Acupuncture may be defined as the insertion of needles into specific points on the body to cause a desired healing effect.
This technique is used in veterinary practice to treat functional problems such as those that involve paralysis, non-infectious inflammation (such as allergies), and pain.
Although acupuncture dates back to the years 2000BC to 3000BC in China, the major emergence of veterinary acupuncture onto the medical scene did not happen until the early 1970s.
Veterinary acupuncture was introduced into the United States in 1971 by members of the National Acupuncture Association’s research team: Dr. Gene Bruno and Dr. John Ottaviano. They treated thousands of small animals and several hundred horses before founding the International Veterinary Acupuncture Society (IVAS).
Association of British Veterinary Acupuncturists

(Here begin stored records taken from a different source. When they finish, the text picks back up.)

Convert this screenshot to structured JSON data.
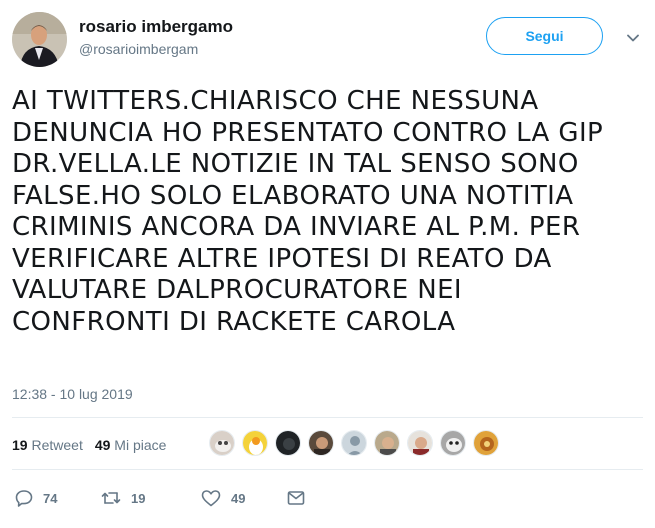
{
  "user": {
    "display_name": "rosario imbergamo",
    "handle": "@rosarioimbergam"
  },
  "follow_label": "Segui",
  "tweet_text": "AI TWITTERS.CHIARISCO CHE NESSUNA\nDENUNCIA HO PRESENTATO CONTRO LA  GIP\nDR.VELLA.LE NOTIZIE IN TAL SENSO SONO\nFALSE.HO SOLO ELABORATO UNA  NOTITIA\nCRIMINIS ANCORA  DA INVIARE AL P.M. PER\nVERIFICARE ALTRE IPOTESI DI REATO DA\nVALUTARE DALPROCURATORE NEI\nCONFRONTI DI RACKETE CAROLA",
  "timestamp": "12:38 - 10 lug 2019",
  "stats": {
    "retweets_count": "19",
    "retweets_label": "Retweet",
    "likes_count": "49",
    "likes_label": "Mi piace"
  },
  "actions": {
    "reply_count": "74",
    "retweet_count": "19",
    "like_count": "49"
  },
  "colors": {
    "accent": "#1da1f2",
    "secondary_text": "#657786",
    "divider": "#e6ecf0"
  },
  "icons": [
    "chevron-down-icon",
    "reply-icon",
    "retweet-icon",
    "heart-icon",
    "envelope-icon"
  ]
}
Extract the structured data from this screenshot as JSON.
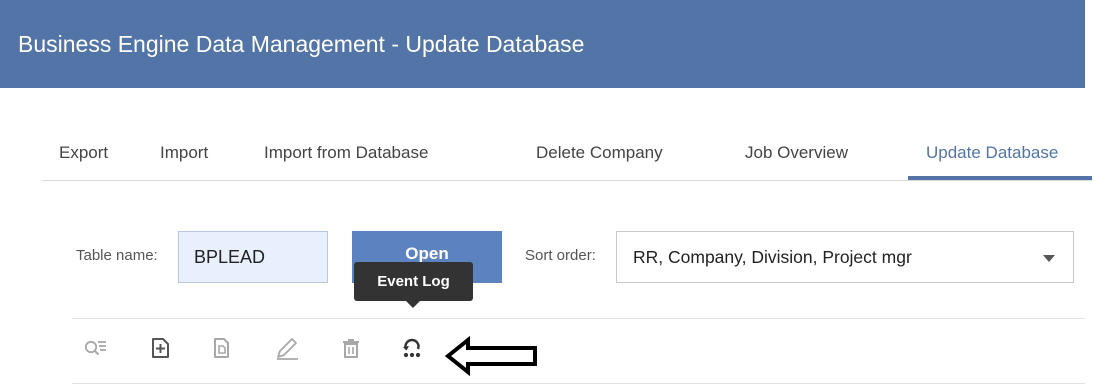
{
  "header": {
    "title": "Business Engine Data Management - Update Database",
    "background": "#5274a6"
  },
  "tabs": [
    {
      "label": "Export"
    },
    {
      "label": "Import"
    },
    {
      "label": "Import from Database"
    },
    {
      "label": "Delete Company"
    },
    {
      "label": "Job Overview"
    },
    {
      "label": "Update Database",
      "active": true
    }
  ],
  "form": {
    "table_name_label": "Table name:",
    "table_name_value": "BPLEAD",
    "open_button_label": "Open",
    "sort_order_label": "Sort order:",
    "sort_order_value": "RR, Company, Division, Project mgr"
  },
  "tooltip": {
    "text": "Event Log"
  },
  "toolbar": {
    "icons": [
      "search-list-icon",
      "new-record-icon",
      "copy-record-icon",
      "edit-icon",
      "delete-icon",
      "event-log-icon"
    ]
  },
  "colors": {
    "accent": "#5274a6",
    "button": "#5c83c0",
    "input_bg": "#e8f0fe"
  }
}
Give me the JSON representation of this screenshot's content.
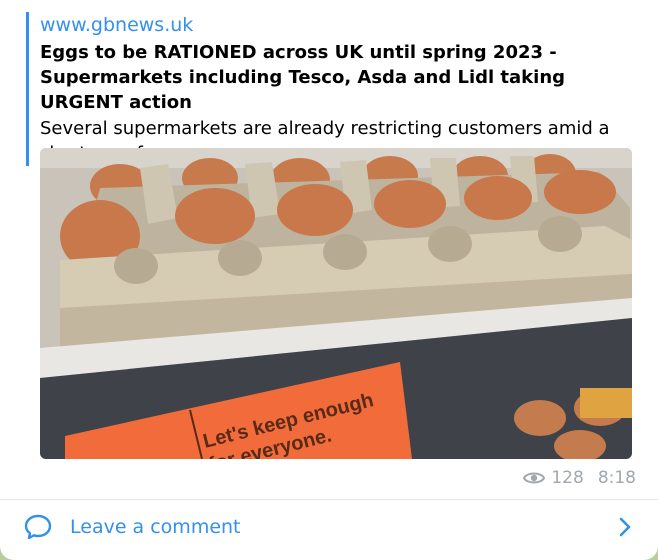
{
  "post": {
    "link_preview": {
      "site_name": "www.gbnews.uk",
      "title": "Eggs to be RATIONED across UK until spring 2023 - Supermarkets including Tesco, Asda and Lidl taking URGENT action",
      "description": "Several supermarkets are already restricting customers amid a shortage of eggs",
      "image": {
        "shelf_sign_line1": "Let's keep enough",
        "shelf_sign_line2": "for everyone."
      }
    },
    "views": "128",
    "time": "8:18"
  },
  "comments": {
    "label": "Leave a comment"
  },
  "colors": {
    "accent": "#3390ec",
    "meta": "#a0a7ad",
    "sign": "#f26b3a"
  }
}
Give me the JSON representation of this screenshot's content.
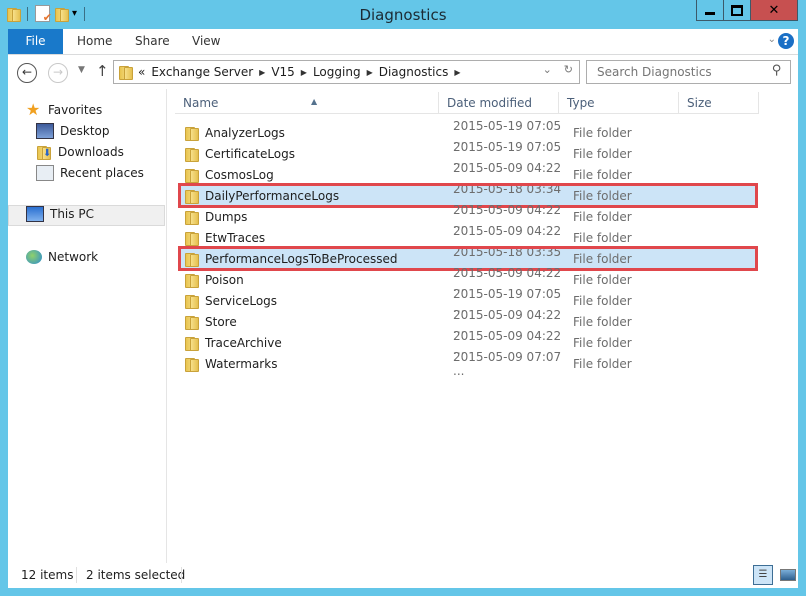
{
  "window": {
    "title": "Diagnostics",
    "quick_access": [
      "folder-icon",
      "properties-icon",
      "new-folder-icon",
      "customize-dropdown"
    ]
  },
  "ribbon": {
    "tabs": [
      {
        "label": "File",
        "active": true
      },
      {
        "label": "Home"
      },
      {
        "label": "Share"
      },
      {
        "label": "View"
      }
    ]
  },
  "address_bar": {
    "prefix": "«",
    "breadcrumbs": [
      "Exchange Server",
      "V15",
      "Logging",
      "Diagnostics"
    ]
  },
  "search": {
    "placeholder": "Search Diagnostics"
  },
  "nav_pane": {
    "favorites": "Favorites",
    "favorite_items": [
      "Desktop",
      "Downloads",
      "Recent places"
    ],
    "this_pc": "This PC",
    "network": "Network"
  },
  "columns": {
    "name": "Name",
    "date": "Date modified",
    "type": "Type",
    "size": "Size"
  },
  "files": [
    {
      "name": "AnalyzerLogs",
      "date": "2015-05-19 07:05 ...",
      "type": "File folder",
      "selected": false
    },
    {
      "name": "CertificateLogs",
      "date": "2015-05-19 07:05 ...",
      "type": "File folder",
      "selected": false
    },
    {
      "name": "CosmosLog",
      "date": "2015-05-09 04:22 ...",
      "type": "File folder",
      "selected": false
    },
    {
      "name": "DailyPerformanceLogs",
      "date": "2015-05-18 03:34 ...",
      "type": "File folder",
      "selected": true
    },
    {
      "name": "Dumps",
      "date": "2015-05-09 04:22 ...",
      "type": "File folder",
      "selected": false
    },
    {
      "name": "EtwTraces",
      "date": "2015-05-09 04:22 ...",
      "type": "File folder",
      "selected": false
    },
    {
      "name": "PerformanceLogsToBeProcessed",
      "date": "2015-05-18 03:35 ...",
      "type": "File folder",
      "selected": true
    },
    {
      "name": "Poison",
      "date": "2015-05-09 04:22 ...",
      "type": "File folder",
      "selected": false
    },
    {
      "name": "ServiceLogs",
      "date": "2015-05-19 07:05 ...",
      "type": "File folder",
      "selected": false
    },
    {
      "name": "Store",
      "date": "2015-05-09 04:22 ...",
      "type": "File folder",
      "selected": false
    },
    {
      "name": "TraceArchive",
      "date": "2015-05-09 04:22 ...",
      "type": "File folder",
      "selected": false
    },
    {
      "name": "Watermarks",
      "date": "2015-05-09 07:07 ...",
      "type": "File folder",
      "selected": false
    }
  ],
  "status": {
    "count": "12 items",
    "selected": "2 items selected"
  },
  "colors": {
    "title_bar": "#64c6e8",
    "file_tab": "#1979ca",
    "selection": "#cce4f7",
    "highlight_border": "#e0474c",
    "close_button": "#c75050"
  }
}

For more information go to www.abva.co.uk
Veterinary Acupuncture by Alan Schoen
Covers the concepts of acupuncture and anatomic and neurophysiological and then discusses practical application such as techniques, instrumentation and point selection.
Explains differences between traditional Chinese medicine concepts and that of western orthodox medicine..
Interesting Acupuncture Therapy Sites
www.alternativevet.org The site of Chris Day MRCVS, holistic vet practising alternative therapies including acupuncture and homeopathy, based in Oxfordshire
www.equinenaturaltherapy.com Provides an interesting article on acupuncture and how it works. A therapy centre for lameness in horses based in County Down, Northern Ireland
www.holisticvet.co.uk Holisticvet is a veterinary consultancy based in Bath, North Somerset, offering homeopathy, acupuncture and nutritional advice for horses
www.equineacupuncture.co.uk Sue Devereux MRCVS, a veterinary surgeon who lives and works in the Salisbury area, where she accepts referrals for acupuncture.
www.donnablinman.co.uk Donna offers equine acupuncture to horse owners, para-professionals and vets, with a specialist service for horses suffering from back pain and under performance.
Training in Veterinary Acupuncture
This is open only to qualified veterinary surgeons. In the UK, courses are run by the Association of British Veterinary Acupuncturists. www.abva.co.uk
In the United States courses are run by: International Veterinary Acupuncture Society www.ivas.org